Check each line of the entries below for the word "title", and copy the lines that have it.
───── EXTRACTED RECORDS
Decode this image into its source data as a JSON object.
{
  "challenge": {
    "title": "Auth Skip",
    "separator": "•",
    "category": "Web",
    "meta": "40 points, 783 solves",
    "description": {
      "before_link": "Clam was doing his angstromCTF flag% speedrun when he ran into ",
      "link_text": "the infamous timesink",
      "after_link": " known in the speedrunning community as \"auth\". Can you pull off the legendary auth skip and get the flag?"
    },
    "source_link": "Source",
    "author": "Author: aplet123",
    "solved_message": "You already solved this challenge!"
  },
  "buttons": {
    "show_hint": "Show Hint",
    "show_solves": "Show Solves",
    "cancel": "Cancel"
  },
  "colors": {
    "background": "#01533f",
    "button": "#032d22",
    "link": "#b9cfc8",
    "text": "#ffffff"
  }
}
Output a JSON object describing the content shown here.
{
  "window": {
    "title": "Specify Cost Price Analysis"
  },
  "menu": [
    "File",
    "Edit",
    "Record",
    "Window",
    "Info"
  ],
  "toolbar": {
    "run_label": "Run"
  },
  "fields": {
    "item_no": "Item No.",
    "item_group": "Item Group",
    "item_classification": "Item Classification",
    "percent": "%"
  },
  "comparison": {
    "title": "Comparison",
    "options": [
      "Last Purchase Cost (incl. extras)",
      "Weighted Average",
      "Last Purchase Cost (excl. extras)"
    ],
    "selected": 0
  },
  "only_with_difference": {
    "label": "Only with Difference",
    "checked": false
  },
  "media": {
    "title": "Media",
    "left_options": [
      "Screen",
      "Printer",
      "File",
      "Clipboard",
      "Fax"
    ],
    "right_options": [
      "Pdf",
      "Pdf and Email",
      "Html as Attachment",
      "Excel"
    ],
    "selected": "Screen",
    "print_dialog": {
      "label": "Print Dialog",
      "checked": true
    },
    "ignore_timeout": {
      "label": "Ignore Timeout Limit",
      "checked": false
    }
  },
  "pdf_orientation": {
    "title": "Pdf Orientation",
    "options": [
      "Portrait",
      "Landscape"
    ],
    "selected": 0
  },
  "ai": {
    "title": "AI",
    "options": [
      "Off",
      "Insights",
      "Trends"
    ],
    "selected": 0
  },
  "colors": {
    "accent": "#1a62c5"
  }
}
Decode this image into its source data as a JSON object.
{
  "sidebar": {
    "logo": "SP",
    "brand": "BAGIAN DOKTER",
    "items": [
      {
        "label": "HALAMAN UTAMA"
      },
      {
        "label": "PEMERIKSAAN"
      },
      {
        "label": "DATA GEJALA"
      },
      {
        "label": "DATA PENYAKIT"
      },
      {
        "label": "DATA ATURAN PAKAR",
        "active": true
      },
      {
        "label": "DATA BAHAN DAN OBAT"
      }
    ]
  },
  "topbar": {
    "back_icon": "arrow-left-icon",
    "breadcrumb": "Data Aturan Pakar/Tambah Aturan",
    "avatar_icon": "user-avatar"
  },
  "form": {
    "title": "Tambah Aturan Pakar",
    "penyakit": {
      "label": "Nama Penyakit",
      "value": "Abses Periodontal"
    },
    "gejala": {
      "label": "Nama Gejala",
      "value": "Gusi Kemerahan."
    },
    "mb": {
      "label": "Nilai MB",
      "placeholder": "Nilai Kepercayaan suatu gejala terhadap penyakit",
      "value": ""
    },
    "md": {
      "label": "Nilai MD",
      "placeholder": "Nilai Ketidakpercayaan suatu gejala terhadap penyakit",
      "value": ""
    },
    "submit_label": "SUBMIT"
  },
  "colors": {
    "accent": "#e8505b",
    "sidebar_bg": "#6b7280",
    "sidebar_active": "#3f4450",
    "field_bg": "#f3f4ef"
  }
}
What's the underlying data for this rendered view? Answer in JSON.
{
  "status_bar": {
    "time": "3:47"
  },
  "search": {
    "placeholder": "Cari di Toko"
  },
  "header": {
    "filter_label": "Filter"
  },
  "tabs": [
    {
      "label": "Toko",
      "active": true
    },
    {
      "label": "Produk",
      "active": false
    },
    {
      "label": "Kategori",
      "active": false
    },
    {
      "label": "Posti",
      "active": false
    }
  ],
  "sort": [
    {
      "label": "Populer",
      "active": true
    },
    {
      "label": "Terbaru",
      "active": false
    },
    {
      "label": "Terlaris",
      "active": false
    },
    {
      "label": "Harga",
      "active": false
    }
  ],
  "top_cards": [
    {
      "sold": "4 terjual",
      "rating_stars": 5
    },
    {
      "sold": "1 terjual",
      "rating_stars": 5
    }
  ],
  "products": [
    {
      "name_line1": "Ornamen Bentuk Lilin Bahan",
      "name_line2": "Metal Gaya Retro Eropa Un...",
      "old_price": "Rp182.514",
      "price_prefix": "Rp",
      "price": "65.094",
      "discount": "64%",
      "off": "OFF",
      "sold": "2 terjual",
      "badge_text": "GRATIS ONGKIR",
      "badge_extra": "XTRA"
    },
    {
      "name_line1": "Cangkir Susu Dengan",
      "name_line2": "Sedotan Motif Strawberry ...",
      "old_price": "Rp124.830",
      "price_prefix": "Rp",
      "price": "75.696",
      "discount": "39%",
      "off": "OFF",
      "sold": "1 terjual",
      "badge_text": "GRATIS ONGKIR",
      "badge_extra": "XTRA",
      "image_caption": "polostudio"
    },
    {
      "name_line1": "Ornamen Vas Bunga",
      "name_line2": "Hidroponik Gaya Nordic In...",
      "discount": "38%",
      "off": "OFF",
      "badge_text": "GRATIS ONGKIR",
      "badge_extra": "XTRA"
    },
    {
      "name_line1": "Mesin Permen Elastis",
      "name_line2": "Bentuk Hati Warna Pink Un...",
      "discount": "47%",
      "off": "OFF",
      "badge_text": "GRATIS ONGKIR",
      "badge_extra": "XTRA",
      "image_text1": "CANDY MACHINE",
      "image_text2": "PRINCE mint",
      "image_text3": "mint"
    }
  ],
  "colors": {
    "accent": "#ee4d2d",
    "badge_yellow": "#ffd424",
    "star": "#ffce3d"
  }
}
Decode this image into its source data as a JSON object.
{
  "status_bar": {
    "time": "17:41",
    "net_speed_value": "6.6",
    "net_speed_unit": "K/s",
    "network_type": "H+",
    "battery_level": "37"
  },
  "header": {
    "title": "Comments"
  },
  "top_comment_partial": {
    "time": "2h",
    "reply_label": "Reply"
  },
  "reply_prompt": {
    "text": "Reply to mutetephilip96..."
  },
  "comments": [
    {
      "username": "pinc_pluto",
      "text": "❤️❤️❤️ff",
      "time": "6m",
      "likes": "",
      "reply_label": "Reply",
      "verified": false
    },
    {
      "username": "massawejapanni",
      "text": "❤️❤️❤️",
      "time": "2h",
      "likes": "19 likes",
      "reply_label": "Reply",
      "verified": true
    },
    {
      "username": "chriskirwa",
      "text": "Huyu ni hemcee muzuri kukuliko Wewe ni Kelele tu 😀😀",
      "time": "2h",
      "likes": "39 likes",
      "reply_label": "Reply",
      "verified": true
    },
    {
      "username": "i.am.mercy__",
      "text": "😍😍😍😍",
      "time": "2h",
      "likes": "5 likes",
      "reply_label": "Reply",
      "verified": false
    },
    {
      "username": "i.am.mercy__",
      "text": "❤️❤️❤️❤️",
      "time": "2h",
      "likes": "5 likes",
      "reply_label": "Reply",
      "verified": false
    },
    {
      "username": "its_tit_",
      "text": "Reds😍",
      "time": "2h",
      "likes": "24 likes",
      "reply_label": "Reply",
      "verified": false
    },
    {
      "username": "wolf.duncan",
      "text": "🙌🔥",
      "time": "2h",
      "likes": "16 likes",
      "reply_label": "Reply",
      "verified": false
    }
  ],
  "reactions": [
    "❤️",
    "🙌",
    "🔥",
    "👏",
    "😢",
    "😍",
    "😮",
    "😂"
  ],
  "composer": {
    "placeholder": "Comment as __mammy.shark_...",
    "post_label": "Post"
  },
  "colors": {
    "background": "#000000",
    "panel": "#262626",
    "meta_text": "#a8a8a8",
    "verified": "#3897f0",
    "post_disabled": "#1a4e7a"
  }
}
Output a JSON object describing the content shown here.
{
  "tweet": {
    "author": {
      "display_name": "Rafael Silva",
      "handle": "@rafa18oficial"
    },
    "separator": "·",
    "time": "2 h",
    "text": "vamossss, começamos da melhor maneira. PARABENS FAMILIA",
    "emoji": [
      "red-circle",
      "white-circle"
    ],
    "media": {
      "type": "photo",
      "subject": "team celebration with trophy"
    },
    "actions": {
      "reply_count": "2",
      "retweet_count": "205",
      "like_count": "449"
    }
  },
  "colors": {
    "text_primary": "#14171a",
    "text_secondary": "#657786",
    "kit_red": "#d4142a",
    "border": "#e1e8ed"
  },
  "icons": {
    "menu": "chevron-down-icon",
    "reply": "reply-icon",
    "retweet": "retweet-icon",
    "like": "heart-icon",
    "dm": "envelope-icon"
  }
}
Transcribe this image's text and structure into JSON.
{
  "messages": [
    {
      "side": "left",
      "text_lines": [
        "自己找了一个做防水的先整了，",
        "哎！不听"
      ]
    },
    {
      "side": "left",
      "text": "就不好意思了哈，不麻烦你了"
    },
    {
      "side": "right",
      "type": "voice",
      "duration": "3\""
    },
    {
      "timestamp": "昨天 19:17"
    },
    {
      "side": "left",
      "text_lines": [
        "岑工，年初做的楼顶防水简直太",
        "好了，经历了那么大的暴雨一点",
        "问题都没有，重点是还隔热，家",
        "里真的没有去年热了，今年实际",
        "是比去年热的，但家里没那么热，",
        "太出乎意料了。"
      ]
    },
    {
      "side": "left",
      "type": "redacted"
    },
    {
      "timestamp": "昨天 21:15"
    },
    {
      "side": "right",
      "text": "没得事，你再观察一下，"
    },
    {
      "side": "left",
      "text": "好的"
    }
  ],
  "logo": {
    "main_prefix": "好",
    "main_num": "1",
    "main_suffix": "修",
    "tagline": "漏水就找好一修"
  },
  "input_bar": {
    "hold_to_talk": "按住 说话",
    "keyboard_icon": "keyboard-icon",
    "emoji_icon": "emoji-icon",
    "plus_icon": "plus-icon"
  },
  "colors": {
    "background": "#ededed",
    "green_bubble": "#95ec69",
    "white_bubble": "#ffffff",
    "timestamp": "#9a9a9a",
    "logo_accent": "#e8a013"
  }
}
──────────
ANSWER TO THIS EXERCISE
    "title": "Auth Skip",
    "title": "Specify Cost Price Analysis"
    "title": "Comparison",
    "title": "Media",
    "title": "Pdf Orientation",
    "title": "AI",
    "title": "Tambah Aturan Pakar",
    "title": "Comments"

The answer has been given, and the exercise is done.